Over the past ten years, the field of quantum machine learning (QML) has produced many polylogarithmic-time procedures for linear algebra routines, assuming certain “state preparation” assumptions. One of the most prominent examples of these is Kerenidis and Prakash’s quantum recommendation system, which takes user-product preference data in an efficient data structure and outputs recommendations for users in time polylogarithmic in input size, exponentially faster than all previous classical recommendation systems. We discuss a “de-quantization” of their algorithm: a classical algorithm that performs just as well as the quantum algorithm, up to polynomial slowdown. Thus, we exponentially improve the runtime over previous algorithms with a purely classical algorithm. We describe the algorithm’s toolkit of classical length-squared sampling techniques, motivated by a new quantum-inspired paradigm. Finally, we consider the implications of our work on exponential speedups in QML. No background of quantum computing is assumed for this talk.

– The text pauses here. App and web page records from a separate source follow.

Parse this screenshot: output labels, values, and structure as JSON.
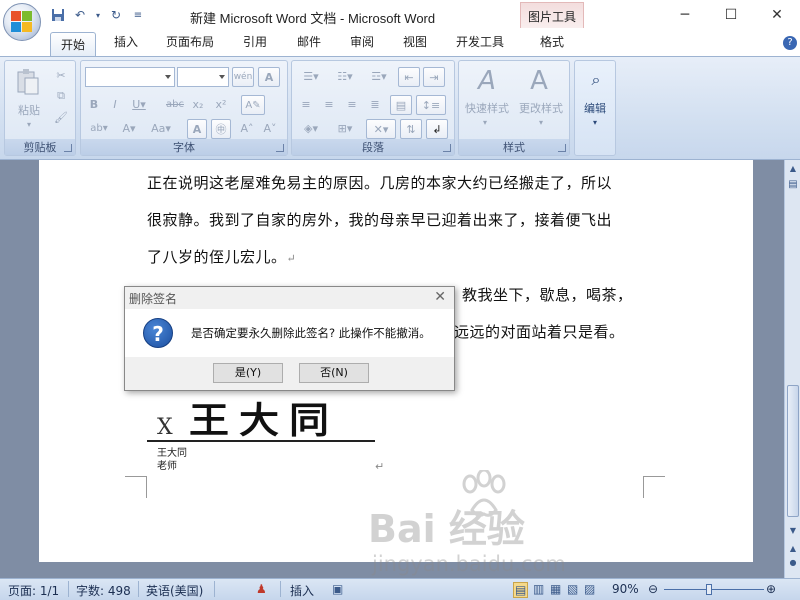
{
  "titlebar": {
    "title": "新建 Microsoft Word 文档 - Microsoft Word",
    "context_tab": "图片工具",
    "minimize": "─",
    "maximize": "☐",
    "close": "✕"
  },
  "tabs": [
    {
      "label": "开始"
    },
    {
      "label": "插入"
    },
    {
      "label": "页面布局"
    },
    {
      "label": "引用"
    },
    {
      "label": "邮件"
    },
    {
      "label": "审阅"
    },
    {
      "label": "视图"
    },
    {
      "label": "开发工具"
    },
    {
      "label": "格式"
    }
  ],
  "ribbon": {
    "clipboard": {
      "label": "剪贴板",
      "paste": "粘贴"
    },
    "font": {
      "label": "字体"
    },
    "paragraph": {
      "label": "段落"
    },
    "styles": {
      "label": "样式",
      "quick_styles": "快速样式",
      "change_styles": "更改样式"
    },
    "editing": {
      "label": "编辑"
    }
  },
  "document": {
    "lines": [
      "正在说明这老屋难免易主的原因。几房的本家大约已经搬走了，所以",
      "很寂静。我到了自家的房外，我的母亲早已迎着出来了，接着便飞出",
      "了八岁的侄儿宏儿。",
      "",
      ""
    ],
    "line4_tail": "着，教我坐下，歇息，喝茶，",
    "line5_tail": "远远的对面站着只是看。",
    "signature": {
      "x_mark": "X",
      "image_text": "王大同",
      "name": "王大同",
      "title": "老师"
    }
  },
  "dialog": {
    "title": "删除签名",
    "message": "是否确定要永久删除此签名? 此操作不能撤消。",
    "yes": "是(Y)",
    "no": "否(N)"
  },
  "statusbar": {
    "page": "页面: 1/1",
    "words": "字数: 498",
    "language": "英语(美国)",
    "insert": "插入",
    "zoom": "90%"
  },
  "watermark": {
    "text": "Bai  经验",
    "url": "jingyan.baidu.com"
  }
}
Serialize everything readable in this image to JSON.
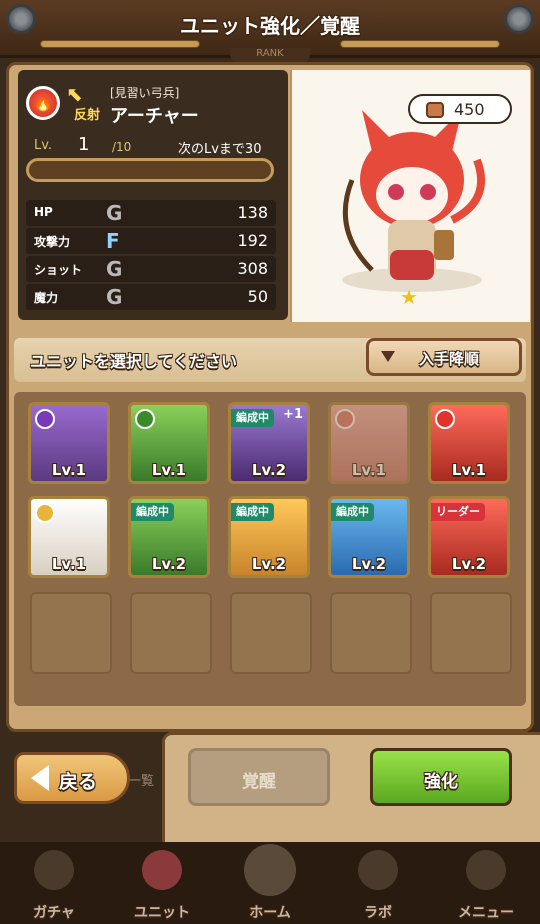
{
  "header": {
    "title": "ユニット強化／覚醒",
    "rank_label": "RANK"
  },
  "unit": {
    "counter_label": "反射",
    "subtitle": "[見習い弓兵]",
    "name": "アーチャー",
    "lv_label": "Lv.",
    "lv": "1",
    "lv_max": "/10",
    "next_lv": "次のLvまで30",
    "stats": [
      {
        "label": "HP",
        "rank": "G",
        "value": "138"
      },
      {
        "label": "攻撃力",
        "rank": "F",
        "value": "192"
      },
      {
        "label": "ショット",
        "rank": "G",
        "value": "308"
      },
      {
        "label": "魔力",
        "rank": "G",
        "value": "50"
      }
    ],
    "cost": "450"
  },
  "selection": {
    "prompt": "ユニットを選択してください",
    "sort_label": "入手降順",
    "cards": [
      {
        "lv": "Lv.1",
        "tag": "",
        "color": "#7a4aa8",
        "elem": "#7a3ab8"
      },
      {
        "lv": "Lv.1",
        "tag": "",
        "color": "#5aa83a",
        "elem": "#3a8a2a"
      },
      {
        "lv": "Lv.2",
        "tag": "編成中",
        "plus": "+1",
        "color": "#6a4aa0",
        "elem": ""
      },
      {
        "lv": "Lv.1",
        "tag": "",
        "color": "#e8a6a0",
        "elem": "#e07a6a"
      },
      {
        "lv": "Lv.1",
        "tag": "",
        "color": "#d8342a",
        "elem": "#e0342a"
      },
      {
        "lv": "Lv.1",
        "tag": "",
        "color": "#f4f0e4",
        "elem": "#e8b43a"
      },
      {
        "lv": "Lv.2",
        "tag": "編成中",
        "color": "#5aa83a",
        "elem": ""
      },
      {
        "lv": "Lv.2",
        "tag": "編成中",
        "color": "#f0a83a",
        "elem": ""
      },
      {
        "lv": "Lv.2",
        "tag": "編成中",
        "color": "#3a8ad8",
        "elem": ""
      },
      {
        "lv": "Lv.2",
        "tag": "リーダー",
        "color": "#d8342a",
        "elem": ""
      }
    ]
  },
  "buttons": {
    "back": "戻る",
    "list": "一覧",
    "awaken": "覚醒",
    "enhance": "強化"
  },
  "nav": [
    "ガチャ",
    "ユニット",
    "ホーム",
    "ラボ",
    "メニュー"
  ]
}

2018-11-29. A classical toolkit for quantum machine learning algorithms. MSR QuArC.

We cover some recent work on “dequantizing” QML algorithms, and the set of classical length-squared sampling techniques used to achieve these results. First, we describe the toolkit, which bears resemblance to performing quantum operations on classical distributions. Second, we describe the capabilities and limitations of these techniques in comparison with quantum computing, by considering their application to low-rank matrix inversion (1811.04909 and 1811.04852), supervised clustering (1811.00414), and recommendation systems (1807.04271). This theory of quantum-like classical sampling algorithms formalizes some intuition informing our evaluation of polylogarithmic-time QML algorithms as “good” or “bad”. By comparing QML algorithms to classical ML algorithms strengthened with sampling assumptions, we can distinguish the speedups created from quantum state preparation assumptions from the speedups which rely in part on the quantumness of the algorithm.

2018-10-09. A quantum-inspired classical algorithm for recommendation systems. UW Theory Seminar.
2018-06-18/19. A set of two two-hour informal talks regarding my de-quantized algorithm for recommendation systems. Occurred during the Simons Institute summer cluster on quantum computation.